Hepatitis C discovery wins Nobel Prize for Medicine
Copenhagen, Oct 5 (efe-epa).- Three scientists who discovered the Hepatitis C virus have been awarded the Nobel Prize in Physiology or Medicine.
Researchers Harvey Alter and Charles Rice, from the United States, and their British colleague Michael Houghton were honored with this year’s accolade.
The Karolinska Institute in Stockholm praised them for their “decisive contribution to the fight against blood-borne hepatitis, a major global health problem that causes cirrhosis and liver cancer in people around the world”.
It was the first round of prizes in the 2020 Nobel Prize, with physics, chemistry, literature, peace and economy due to be announced in the coming days.
The trio’s research was described as “landmark achievement in the ongoing battle against viral diseases” by the prize committee.
“Thanks to their discovery, highly sensitive blood tests for the virus are now available and these have essentially eliminated post-transfusion hepatitis in many parts of the world, greatly improving global health,” it added in a statement.
Alter spent several years at Georgetown University before he returned to the National Institutes of Health in 1969 to join the department of transfusion medicine, where he was head of clinical studies and associate director of research.
He was a co-discoverer of an Australian antigen, key to detecting the Hepatitis B virus, and later led a project at the NIH clinical center that created a repository of blood samples used to discover causes and reduce the risk of transfusion-associated hepatitis.
Alter, who in 2002 was appointed to the National Academy of Sciences and the US Institute of Medicine, was a principal investigator in studies to identify Hepatitis C and continues to study the risk of infection from blood transfusions.

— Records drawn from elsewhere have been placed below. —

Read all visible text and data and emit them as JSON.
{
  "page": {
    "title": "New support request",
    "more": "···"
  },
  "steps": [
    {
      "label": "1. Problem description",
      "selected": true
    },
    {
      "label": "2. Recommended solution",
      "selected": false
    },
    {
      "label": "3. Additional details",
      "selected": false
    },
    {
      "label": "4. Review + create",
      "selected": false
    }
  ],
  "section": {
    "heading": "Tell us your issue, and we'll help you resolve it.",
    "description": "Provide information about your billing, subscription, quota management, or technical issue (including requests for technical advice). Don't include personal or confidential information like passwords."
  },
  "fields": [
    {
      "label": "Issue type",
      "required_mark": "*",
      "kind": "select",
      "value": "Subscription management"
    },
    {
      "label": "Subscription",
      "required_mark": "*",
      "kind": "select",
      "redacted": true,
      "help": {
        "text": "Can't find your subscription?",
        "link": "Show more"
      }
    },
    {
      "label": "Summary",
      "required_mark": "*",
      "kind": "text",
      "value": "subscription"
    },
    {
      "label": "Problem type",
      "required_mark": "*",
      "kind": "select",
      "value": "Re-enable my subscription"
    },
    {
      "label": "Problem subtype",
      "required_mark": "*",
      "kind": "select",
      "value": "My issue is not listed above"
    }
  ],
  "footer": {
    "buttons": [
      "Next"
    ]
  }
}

He was studying hepatitis in patients who had received blood transfusions during the 1970s, by which time only Hepatitis A and B had been identified.